Last year at ONS Europe (Open Networking Summit), Srinivasa Adeppalli (Intel) and Ravi Chunduru (Verizon) discussed using Kubernetes with ONAP4K8S, a sub-project in ONAP. This stack would manage all the applications and network functions spread across multiple Kubernetes clusters hosted on different edge nodes or data center infrastructures. They showed how a single pane of glass can orchestrate different edge sites, multiple clouds and network traffic.

Let’s See How it Works

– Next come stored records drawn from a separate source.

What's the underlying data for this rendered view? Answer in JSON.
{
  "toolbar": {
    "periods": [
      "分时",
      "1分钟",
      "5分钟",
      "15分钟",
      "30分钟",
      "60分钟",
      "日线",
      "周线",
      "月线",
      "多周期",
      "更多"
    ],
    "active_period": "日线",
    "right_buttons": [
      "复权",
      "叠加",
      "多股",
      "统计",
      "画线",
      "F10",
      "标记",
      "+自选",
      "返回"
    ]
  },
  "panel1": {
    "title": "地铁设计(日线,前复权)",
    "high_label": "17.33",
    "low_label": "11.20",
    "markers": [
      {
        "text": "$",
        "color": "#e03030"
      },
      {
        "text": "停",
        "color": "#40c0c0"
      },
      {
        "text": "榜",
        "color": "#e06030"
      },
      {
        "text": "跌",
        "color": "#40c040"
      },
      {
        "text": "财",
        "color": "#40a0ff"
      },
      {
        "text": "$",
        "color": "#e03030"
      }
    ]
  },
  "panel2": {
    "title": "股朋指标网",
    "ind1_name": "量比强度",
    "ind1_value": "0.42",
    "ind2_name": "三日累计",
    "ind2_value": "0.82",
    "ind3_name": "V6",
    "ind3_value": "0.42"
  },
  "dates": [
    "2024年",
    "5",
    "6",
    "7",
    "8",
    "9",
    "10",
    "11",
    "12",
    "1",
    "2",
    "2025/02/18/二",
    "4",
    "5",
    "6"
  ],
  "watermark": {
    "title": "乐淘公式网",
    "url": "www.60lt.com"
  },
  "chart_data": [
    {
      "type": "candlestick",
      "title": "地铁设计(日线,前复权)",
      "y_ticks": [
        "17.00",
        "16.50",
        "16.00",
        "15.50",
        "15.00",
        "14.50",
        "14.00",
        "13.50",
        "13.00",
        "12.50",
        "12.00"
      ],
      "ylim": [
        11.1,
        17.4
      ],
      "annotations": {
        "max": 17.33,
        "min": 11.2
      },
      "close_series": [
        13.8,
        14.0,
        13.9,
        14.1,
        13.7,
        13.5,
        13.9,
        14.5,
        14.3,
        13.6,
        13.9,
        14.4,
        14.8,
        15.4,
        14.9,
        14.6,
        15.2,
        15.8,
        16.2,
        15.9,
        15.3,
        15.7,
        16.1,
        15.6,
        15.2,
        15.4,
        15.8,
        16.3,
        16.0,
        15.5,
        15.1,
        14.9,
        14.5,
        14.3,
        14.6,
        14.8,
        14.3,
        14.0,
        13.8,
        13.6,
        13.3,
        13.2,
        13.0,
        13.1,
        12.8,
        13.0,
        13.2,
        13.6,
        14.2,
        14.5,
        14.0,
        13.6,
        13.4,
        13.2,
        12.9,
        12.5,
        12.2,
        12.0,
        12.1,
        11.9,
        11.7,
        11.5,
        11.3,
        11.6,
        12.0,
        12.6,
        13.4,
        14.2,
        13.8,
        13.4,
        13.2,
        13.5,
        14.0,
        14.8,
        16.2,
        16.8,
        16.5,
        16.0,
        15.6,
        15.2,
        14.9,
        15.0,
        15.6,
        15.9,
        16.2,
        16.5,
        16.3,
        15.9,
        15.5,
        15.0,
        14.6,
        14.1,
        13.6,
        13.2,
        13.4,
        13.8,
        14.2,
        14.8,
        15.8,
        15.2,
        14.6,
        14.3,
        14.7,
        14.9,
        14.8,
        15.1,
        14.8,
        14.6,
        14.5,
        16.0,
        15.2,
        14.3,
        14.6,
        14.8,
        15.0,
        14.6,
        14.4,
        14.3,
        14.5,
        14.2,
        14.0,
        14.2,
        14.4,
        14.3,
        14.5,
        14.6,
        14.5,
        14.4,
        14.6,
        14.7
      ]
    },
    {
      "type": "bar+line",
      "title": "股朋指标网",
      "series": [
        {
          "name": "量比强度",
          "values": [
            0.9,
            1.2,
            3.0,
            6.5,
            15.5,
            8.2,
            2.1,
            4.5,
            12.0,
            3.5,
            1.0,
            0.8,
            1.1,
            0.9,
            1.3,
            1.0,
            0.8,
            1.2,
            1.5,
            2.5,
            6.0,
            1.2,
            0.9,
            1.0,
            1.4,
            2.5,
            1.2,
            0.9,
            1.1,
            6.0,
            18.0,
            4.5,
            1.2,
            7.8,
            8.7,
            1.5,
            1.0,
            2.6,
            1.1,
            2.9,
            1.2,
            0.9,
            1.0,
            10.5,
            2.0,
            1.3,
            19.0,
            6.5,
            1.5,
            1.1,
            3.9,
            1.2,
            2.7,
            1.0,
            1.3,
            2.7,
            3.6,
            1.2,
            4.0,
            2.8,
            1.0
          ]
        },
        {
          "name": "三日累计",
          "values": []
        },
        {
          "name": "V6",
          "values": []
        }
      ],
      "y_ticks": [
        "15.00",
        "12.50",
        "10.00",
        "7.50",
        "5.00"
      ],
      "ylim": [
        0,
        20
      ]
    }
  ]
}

In the presentation, Srinivas and Ravi showed an SD-WAN enterprise edge with microservices deployed in clusters and VNFs and CNFs present in an NFV stack. A request for data access generates the traffic that steers from pods to the internet through different VNFs, CNFs and external routers. Some of the microservices can be user-facing, with low latency needs. In this case, you need a multi-traffic orchestrator that controls the traffic flow and prioritizes the user-facing applications to deliver optimal performance.

Figure 3 shows the stack with the traffic orchestrator. In this scenario, Istio service mesh framework couples the microservices deployed at different edge sites. IPAM Manager ensures that each site is assigned a unique IP subnet and avoids overlapping addresses to Microservices/functions.

As we have seen, microservices, along with VNFs and CNFs, span multiple edge sites or clouds. So, we need a multi-zone manager (Figure 4).

Edge sites may face targeted attacks by external threats that can compromise network communication channels, microservices-based apps, software, and SSD/HDD. In Figure 5, we’ll use a new orchestrator called Multi-security orchestrator that uses CA Service, key distribution and attestation. You can integrate Istio, Vault project and Keycloak project with the Multi-security orchestrator to protect sensitive data as well as manage identity and access. In fact, you can run Istio from the central multi-cluster security orchestrator.

Further, a Multi-Cluster Security Orchestrator lets you monitor all the applications, VNFs and CNFs to check the health status and performance of multi-cluster app visibility and monitoring modules. Figure 6 shows how you can integrate PrometheusJaeger and Fluentd  on each edge site for data monitoring and collect the data logs for analysis at a central location.

Now we have a complete NFV stack, called an Akraino ICN (Integrated Cloud Network) blueprint.

The major frameworks used in the end-to-end NFV stack include ONAP4K8sOVN4K8sNFV, Kubernetes and Akraino SD-EWAN.

You can use ONAP4K8s as a Multi-Cloud/Cluster orchestrator to perform the following tasks:

  • Single-click applications deployment
  • Auto-configuration of service meshes
  • Auto-configuration of SD-WAN to facilitate connectivity among micro-services in multiple clusters
  • Parent CA and Child CA cert/private key enrollment for each edge/zone

You can use Kubernetes to orchestrate microservices-based applications and NFV-specific components like Multus, OVN4K8SNFV and SRIOVNIC as well as application components including Istio and Prometheus. OVN4K8sNFV works as a CNI (container-native interface) that supports multiple types of workloads, such as apps, CNFs, VNFs, etc.

Finally, Akraino SD-EWAN provides overlay connectivity among the Kubernetes clusters.

Conclusion

In this article, I’ve highlighted several open source projects that can be useful at various NFV tasks. Most of these projects are mature and widely integrated into different domains on a different scale. Each of the open source project addresses various features in NFV stack. You need to determine key capabilities from open source projects for each NFV features. You can get more information about implementation details and ongoing development from Akraino ICN and learn more about the NFV stack.

For more information about Akraino Blueprints, click here: https://wiki.akraino.org/. Or, join the conversation on the LF Edge Slack Channel. #akraino-blueprints #akraino-help #akraino-tsc